1) What are the signs that you are spiritually hungry? Do you ever “eat” on the run or skip “meals”?
2) Do you have a time each day to feed yourself? Are you able to focus on God’s Word for you without thinking of how it will benefit others?
3) When living out your week, do you safeguard your own time with God?
4) Is there an extended time each month that you spend a day with God?
Sheri Johnson grew up in Colorado, attended the University of Wyoming and has been on staff with Campus Ventures (CV) since 1992. Sheri and her husband (Cody) have served on campus staff at Northwest College and the University of Wyoming. In 2014, she stepped into the role of Women's Coordinator for Campus Ventures to train, resource and shepherd the women on staff throughout Wyoming and South Dakota.
I remember when I first began to understand that I wanted to give my life helping make disciples. I was introduced to the idea as a junior in high school. I began to grasp it and actually try to do it as a college student. I was captured by the vision of helping young men and women walk with God. It was a compelling life purpose; however, I often felt handicapped because I had never been “discipled.” Then, in my late twenties I went on staff with a collegiate ministry where making disciples was to be my full time job. Suddenly, I felt woefully inadequate as I was faced day after day with the needs, questions, eagerness and sinfulness of a large group of college students under my care and direction.

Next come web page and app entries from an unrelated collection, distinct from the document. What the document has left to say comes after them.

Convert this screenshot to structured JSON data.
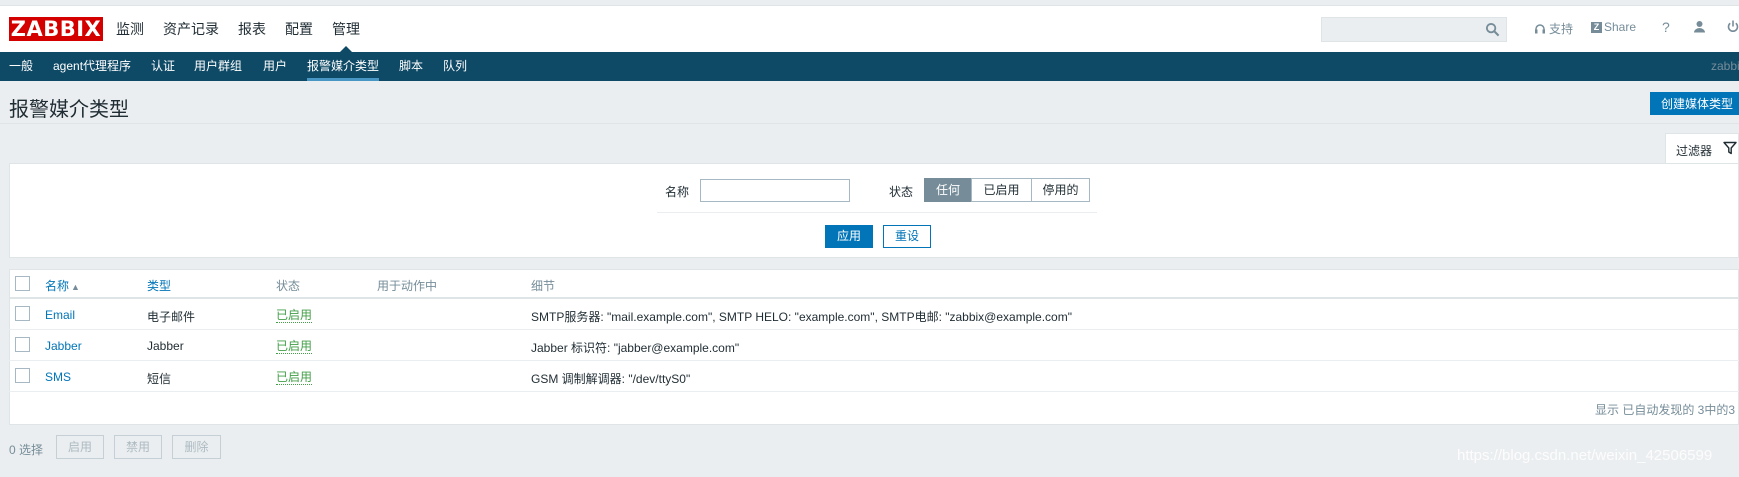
{
  "header": {
    "logo": "ZABBIX",
    "nav": [
      "监测",
      "资产记录",
      "报表",
      "配置",
      "管理"
    ],
    "search_placeholder": "",
    "support_label": "支持",
    "share_badge": "Z",
    "share_label": "Share",
    "help_label": "?"
  },
  "subnav": {
    "items": [
      "一般",
      "agent代理程序",
      "认证",
      "用户群组",
      "用户",
      "报警媒介类型",
      "脚本",
      "队列"
    ],
    "selected": "报警媒介类型",
    "user": "zabbix"
  },
  "page": {
    "title": "报警媒介类型",
    "create_button": "创建媒体类型"
  },
  "filter": {
    "tab_label": "过滤器",
    "name_label": "名称",
    "name_value": "",
    "status_label": "状态",
    "status_options": [
      "任何",
      "已启用",
      "停用的"
    ],
    "status_selected": "任何",
    "apply_label": "应用",
    "reset_label": "重设"
  },
  "table": {
    "columns": [
      "名称",
      "类型",
      "状态",
      "用于动作中",
      "细节"
    ],
    "sort_indicator": "▲",
    "rows": [
      {
        "name": "Email",
        "type": "电子邮件",
        "status": "已启用",
        "used_in_actions": "",
        "details": "SMTP服务器: \"mail.example.com\", SMTP HELO: \"example.com\", SMTP电邮: \"zabbix@example.com\""
      },
      {
        "name": "Jabber",
        "type": "Jabber",
        "status": "已启用",
        "used_in_actions": "",
        "details": "Jabber 标识符: \"jabber@example.com\""
      },
      {
        "name": "SMS",
        "type": "短信",
        "status": "已启用",
        "used_in_actions": "",
        "details": "GSM 调制解调器: \"/dev/ttyS0\""
      }
    ],
    "pager_text": "显示 已自动发现的 3中的3"
  },
  "actions": {
    "selected_count": "0 选择",
    "enable": "启用",
    "disable": "禁用",
    "delete": "删除"
  },
  "watermark": "https://blog.csdn.net/weixin_42506599",
  "colors": {
    "logo_red": "#d40000",
    "subnav_bg": "#0e4966",
    "primary_blue": "#0275b8",
    "enabled_green": "#429e47",
    "page_bg": "#ebeef0"
  }
}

My network of relationships at the time put me around a lot of people who came from large, prominent disciple-making ministries. They all seemed to have skills I didn’t. I perceived them as smarter than me, more effective than me, and likely more spiritual than me. They shared a common vocabulary which I was unfamiliar with and often spoke of their past mentors. I regularly felt like a misfit, an imposter, or worse, a hopeless case. I found myself thinking, “Gee, if I had only had gone to college there,” or “I wish I could have attended that church.” Of course, that kind of thinking quickly deteriorated into, “Well, not much can be expected of me. After all, I didn’t have the right training. I’ll just have to muddle along and do the best I can.”

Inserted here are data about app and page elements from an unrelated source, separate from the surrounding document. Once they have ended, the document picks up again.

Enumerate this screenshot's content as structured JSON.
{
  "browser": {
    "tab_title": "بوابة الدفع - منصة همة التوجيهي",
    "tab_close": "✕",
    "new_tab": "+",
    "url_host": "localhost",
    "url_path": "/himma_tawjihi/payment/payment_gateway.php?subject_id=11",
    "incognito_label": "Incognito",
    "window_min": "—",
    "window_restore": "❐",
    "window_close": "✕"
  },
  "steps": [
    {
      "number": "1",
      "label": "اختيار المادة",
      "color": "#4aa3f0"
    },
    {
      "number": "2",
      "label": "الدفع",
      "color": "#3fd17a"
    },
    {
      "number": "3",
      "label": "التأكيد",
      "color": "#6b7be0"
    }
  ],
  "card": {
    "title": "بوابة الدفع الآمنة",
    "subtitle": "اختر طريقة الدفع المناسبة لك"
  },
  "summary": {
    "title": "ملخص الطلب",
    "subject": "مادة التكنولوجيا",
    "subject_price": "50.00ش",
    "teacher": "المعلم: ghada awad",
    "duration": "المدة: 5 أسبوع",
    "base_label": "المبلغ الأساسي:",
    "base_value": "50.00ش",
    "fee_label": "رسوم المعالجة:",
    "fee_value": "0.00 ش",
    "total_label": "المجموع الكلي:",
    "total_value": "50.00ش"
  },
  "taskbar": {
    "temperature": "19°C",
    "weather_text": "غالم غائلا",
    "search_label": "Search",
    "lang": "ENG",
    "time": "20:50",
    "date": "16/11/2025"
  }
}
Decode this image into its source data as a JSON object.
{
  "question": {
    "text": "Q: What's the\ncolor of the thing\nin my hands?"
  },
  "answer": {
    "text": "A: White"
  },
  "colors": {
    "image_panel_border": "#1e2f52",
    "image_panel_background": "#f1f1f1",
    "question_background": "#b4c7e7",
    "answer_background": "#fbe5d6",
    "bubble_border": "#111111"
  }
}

One weekend I was invited to join some friends who were hosting one of their mentors, a man who was well known as a very effective disciple-maker. God had used him tremendously in my friends’ lives and, although I had never been around him personally, I had a lot of respect for him. It was a small group of ten or twelve and we sat casually in the living room as he shared his thoughts on making disciples, and encouraged us regarding our various ministries. Toward the end of the evening he invited us to ask questions. Sometime during the next few minutes I took a deep breath and found the courage to ask, “What if no one ever discipled me? How can I learn how to disciple someone if I was never discipled?” (I’m pretty certain I said this with a distinct whine in my voice.) He looked at me and replied, “No one ever discipled me.” I was stunned. And convicted. And challenged. Here was a man who had influenced hundreds of people, maybe thousands, and no one had ever personally discipled him? In that moment it dawned on me. There is no magic wand. No secret handshake. I am a disciple by following Jesus with all my heart, and I make disciples by loving people and coming alongside them as best I can on their journey to know, love and follow Jesus.
Not long after this encounter, I was reading Romans in my Phillips Translation of the Bible. It translates Romans 10:12* this way: “For all have the same Lord, whose boundless resources are sufficient for all who turn to him in faith.” Finally, after all my self-pity and excuses, I began to understand. I have all I need to love and minister to people because I have the Lord Himself. His boundless resources are available to me. To me! There are no formulas, no charmed curriculum that “works” better than others. I have everything I need in Him.
(*Note: I realize this verse in Romans is about salvation not equipping, but I don’t think it is a stretch to apply it as I felt God applied it to my heart that day.)